__Directions for this task__: Where in the data does the word "blocks" appear? Find those lines and copy them.

─── Task input

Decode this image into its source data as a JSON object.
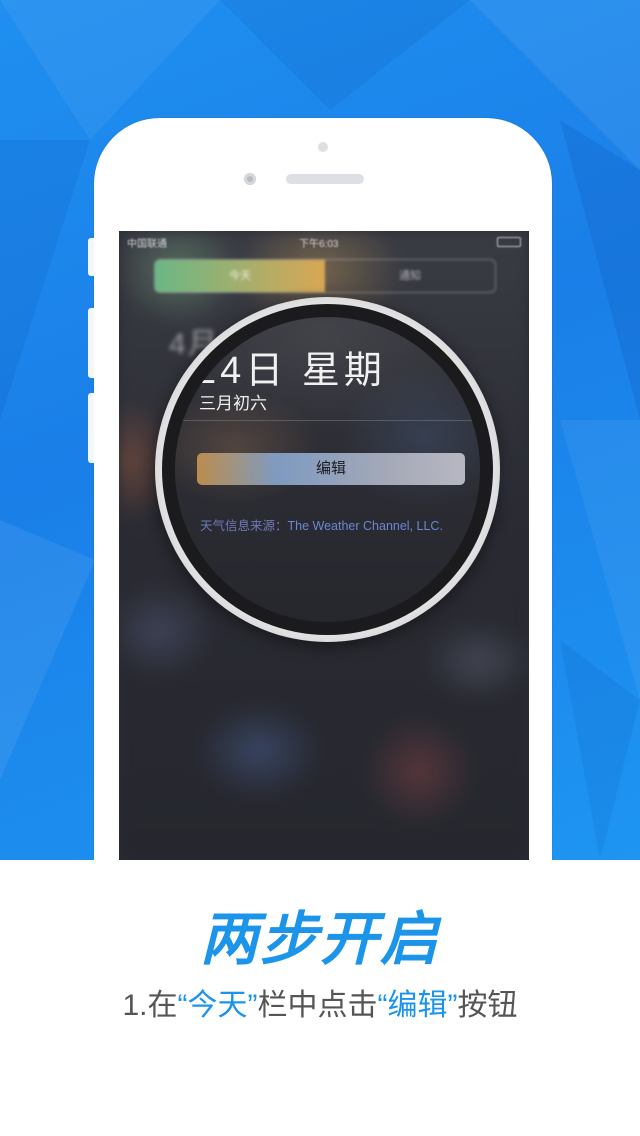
{
  "colors": {
    "accent": "#1b94ea",
    "background_blue": "#1a7fe8",
    "text_gray": "#555555"
  },
  "status_bar": {
    "carrier": "中国联通",
    "time": "下午6:03"
  },
  "notification_center": {
    "tabs": [
      {
        "label": "今天",
        "selected": true
      },
      {
        "label": "通知",
        "selected": false
      }
    ],
    "date_line": "4月24日 星期五",
    "lunar_line": "三月初六"
  },
  "magnifier": {
    "date_text": "24日 星期",
    "lunar_text": "三月初六",
    "edit_button_label": "编辑",
    "weather_source_label": "天气信息来源：",
    "weather_source_name": "The Weather Channel, LLC."
  },
  "caption": {
    "headline": "两步开启",
    "step_prefix": "1.在",
    "step_tab": "“今天”",
    "step_middle": "栏中点击",
    "step_button": "“编辑”",
    "step_suffix": "按钮"
  }
}
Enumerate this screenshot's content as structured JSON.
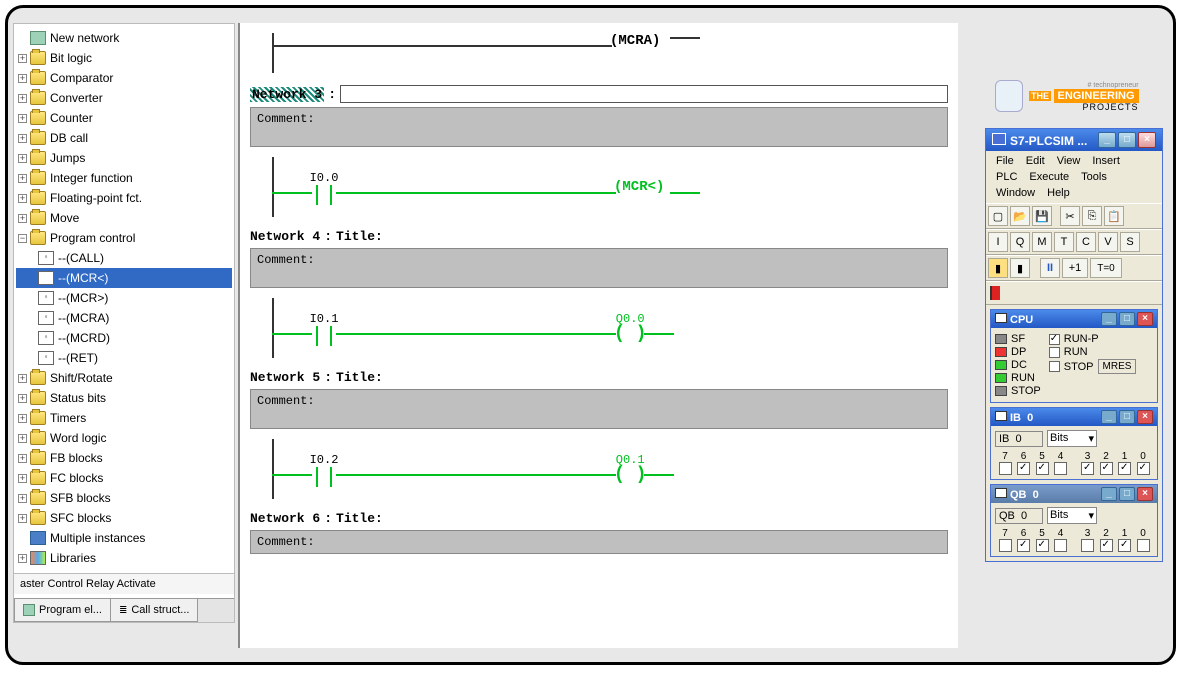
{
  "tree": {
    "items": [
      {
        "label": "New network",
        "icon": "prog",
        "indent": 0
      },
      {
        "label": "Bit logic",
        "icon": "folder",
        "indent": 0,
        "exp": "+"
      },
      {
        "label": "Comparator",
        "icon": "folder",
        "indent": 0,
        "exp": "+"
      },
      {
        "label": "Converter",
        "icon": "folder",
        "indent": 0,
        "exp": "+"
      },
      {
        "label": "Counter",
        "icon": "folder",
        "indent": 0,
        "exp": "+"
      },
      {
        "label": "DB call",
        "icon": "folder",
        "indent": 0,
        "exp": "+"
      },
      {
        "label": "Jumps",
        "icon": "folder",
        "indent": 0,
        "exp": "+"
      },
      {
        "label": "Integer function",
        "icon": "folder",
        "indent": 0,
        "exp": "+"
      },
      {
        "label": "Floating-point fct.",
        "icon": "folder",
        "indent": 0,
        "exp": "+"
      },
      {
        "label": "Move",
        "icon": "folder",
        "indent": 0,
        "exp": "+"
      },
      {
        "label": "Program control",
        "icon": "folder",
        "indent": 0,
        "exp": "−"
      },
      {
        "label": "--(CALL)",
        "icon": "element",
        "indent": 1
      },
      {
        "label": "--(MCR<)",
        "icon": "element",
        "indent": 1,
        "selected": true
      },
      {
        "label": "--(MCR>)",
        "icon": "element",
        "indent": 1
      },
      {
        "label": "--(MCRA)",
        "icon": "element",
        "indent": 1
      },
      {
        "label": "--(MCRD)",
        "icon": "element",
        "indent": 1
      },
      {
        "label": "--(RET)",
        "icon": "element",
        "indent": 1
      },
      {
        "label": "Shift/Rotate",
        "icon": "folder",
        "indent": 0,
        "exp": "+"
      },
      {
        "label": "Status bits",
        "icon": "folder",
        "indent": 0,
        "exp": "+"
      },
      {
        "label": "Timers",
        "icon": "folder",
        "indent": 0,
        "exp": "+"
      },
      {
        "label": "Word logic",
        "icon": "folder",
        "indent": 0,
        "exp": "+"
      },
      {
        "label": "FB blocks",
        "icon": "folder",
        "indent": 0,
        "exp": "+"
      },
      {
        "label": "FC blocks",
        "icon": "folder",
        "indent": 0,
        "exp": "+"
      },
      {
        "label": "SFB blocks",
        "icon": "folder",
        "indent": 0,
        "exp": "+"
      },
      {
        "label": "SFC blocks",
        "icon": "folder",
        "indent": 0,
        "exp": "+"
      },
      {
        "label": "Multiple instances",
        "icon": "blue",
        "indent": 0
      },
      {
        "label": "Libraries",
        "icon": "lib",
        "indent": 0,
        "exp": "+"
      }
    ],
    "status": "aster Control Relay Activate",
    "tabs": [
      "Program el...",
      "Call struct..."
    ]
  },
  "networks": {
    "n2_coil": "(MCRA)",
    "n3_label": "Network 3",
    "n3_comment": "Comment:",
    "n3_contact": "I0.0",
    "n3_coil": "(MCR<)",
    "n4_label": "Network 4",
    "n4_title": "Title:",
    "n4_comment": "Comment:",
    "n4_contact": "I0.1",
    "n4_coil_label": "Q0.0",
    "n5_label": "Network 5",
    "n5_title": "Title:",
    "n5_comment": "Comment:",
    "n5_contact": "I0.2",
    "n5_coil_label": "Q0.1",
    "n6_label": "Network 6",
    "n6_title": "Title:",
    "n6_comment": "Comment:"
  },
  "logo": {
    "top": "# technopreneur",
    "brand_the": "THE",
    "brand_eng": "ENGINEERING",
    "brand_proj": "PROJECTS"
  },
  "sim": {
    "title": "S7-PLCSIM ...",
    "menus": [
      "File",
      "Edit",
      "View",
      "Insert",
      "PLC",
      "Execute",
      "Tools",
      "Window",
      "Help"
    ],
    "tb2_pause": "II",
    "tb2_plus": "+1",
    "tb2_time": "T=0",
    "cpu": {
      "title": "CPU",
      "leds": [
        "SF",
        "DP",
        "DC",
        "RUN",
        "STOP"
      ],
      "runp": "RUN-P",
      "run": "RUN",
      "stop": "STOP",
      "mres": "MRES"
    },
    "ib": {
      "title": "IB",
      "title2": "0",
      "field": "IB",
      "addr": "0",
      "format": "Bits",
      "bits": [
        "7",
        "6",
        "5",
        "4",
        "3",
        "2",
        "1",
        "0"
      ],
      "checked": [
        false,
        true,
        true,
        false,
        true,
        true,
        true,
        true
      ]
    },
    "qb": {
      "title": "QB",
      "title2": "0",
      "field": "QB",
      "addr": "0",
      "format": "Bits",
      "bits": [
        "7",
        "6",
        "5",
        "4",
        "3",
        "2",
        "1",
        "0"
      ],
      "checked": [
        false,
        true,
        true,
        false,
        false,
        true,
        true,
        false
      ]
    }
  }
}
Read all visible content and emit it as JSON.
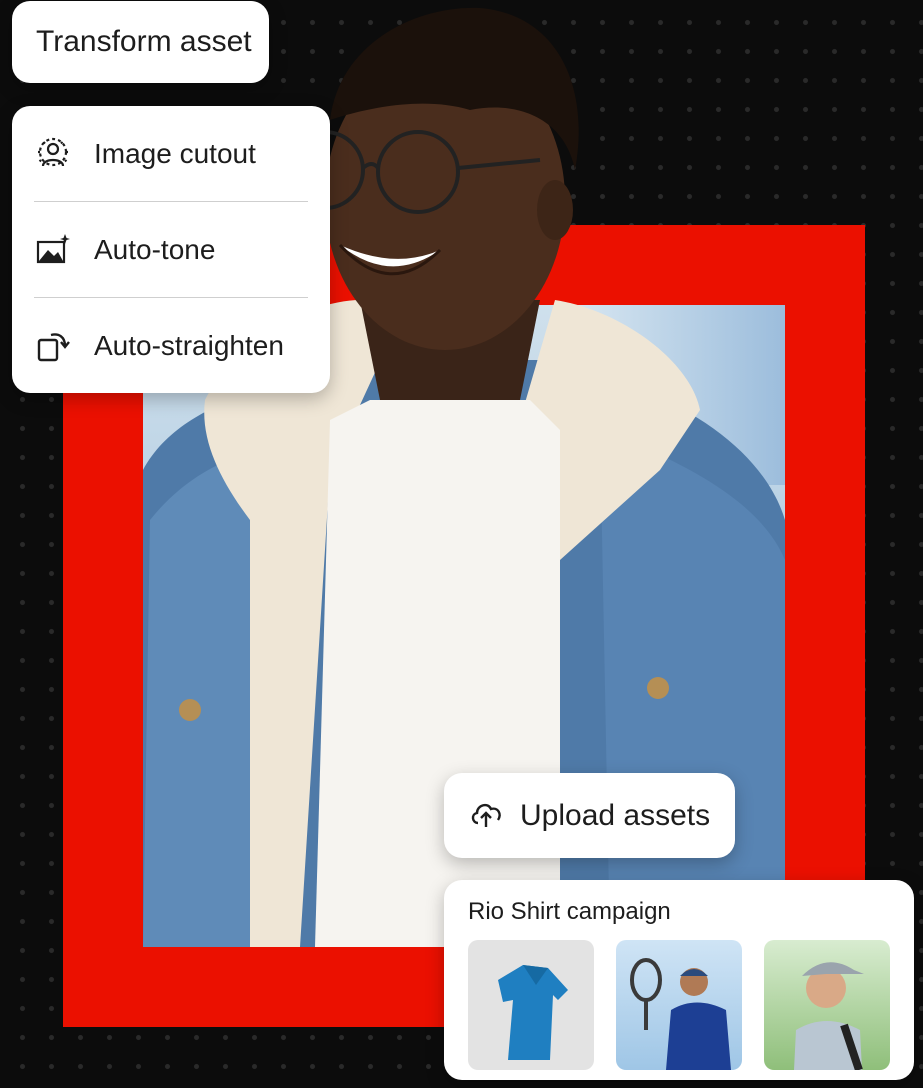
{
  "transform": {
    "label": "Transform asset"
  },
  "menu": {
    "items": [
      {
        "label": "Image cutout",
        "icon": "person-select-icon"
      },
      {
        "label": "Auto-tone",
        "icon": "image-sparkle-icon"
      },
      {
        "label": "Auto-straighten",
        "icon": "rotate-crop-icon"
      }
    ]
  },
  "upload": {
    "label": "Upload assets",
    "icon": "cloud-upload-icon"
  },
  "campaign": {
    "title": "Rio Shirt campaign",
    "thumbnails": [
      "blue-polo-shirt",
      "tennis-player",
      "man-in-cap"
    ]
  },
  "colors": {
    "accent_red": "#EB1000",
    "background": "#0C0C0C"
  }
}
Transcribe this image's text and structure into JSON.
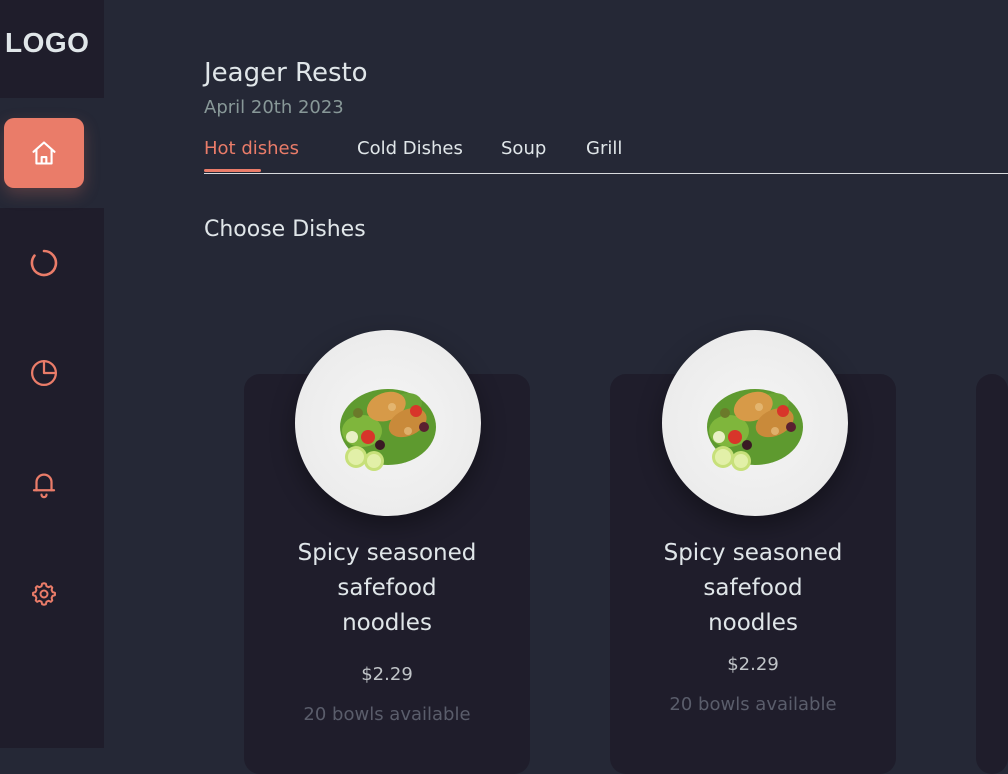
{
  "sidebar": {
    "logo": "LOGO",
    "items": [
      {
        "icon": "home-icon",
        "active": true
      },
      {
        "icon": "discount-icon",
        "active": false
      },
      {
        "icon": "pie-chart-icon",
        "active": false
      },
      {
        "icon": "bell-icon",
        "active": false
      },
      {
        "icon": "gear-icon",
        "active": false
      }
    ]
  },
  "header": {
    "title": "Jeager Resto",
    "date": "April 20th 2023"
  },
  "tabs": [
    {
      "label": "Hot dishes",
      "active": true
    },
    {
      "label": "Cold Dishes",
      "active": false
    },
    {
      "label": "Soup",
      "active": false
    },
    {
      "label": "Grill",
      "active": false
    }
  ],
  "section": {
    "title": "Choose Dishes"
  },
  "dishes": [
    {
      "name_line1": "Spicy seasoned",
      "name_line2": "safefood",
      "name_line3": "noodles",
      "price": "$2.29",
      "availability": "20 bowls available"
    },
    {
      "name_line1": "Spicy seasoned",
      "name_line2": "safefood",
      "name_line3": "noodles",
      "price": "$2.29",
      "availability": "20 bowls available"
    }
  ],
  "colors": {
    "accent": "#ea7c69",
    "background": "#252836",
    "panel": "#1f1d2b",
    "text": "#e0e6e9",
    "muted": "#889898"
  }
}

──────

__Final answer__:
        "label": "FB blocks",
        "label": "FC blocks",
        "label": "SFB blocks",
        "label": "SFC blocks",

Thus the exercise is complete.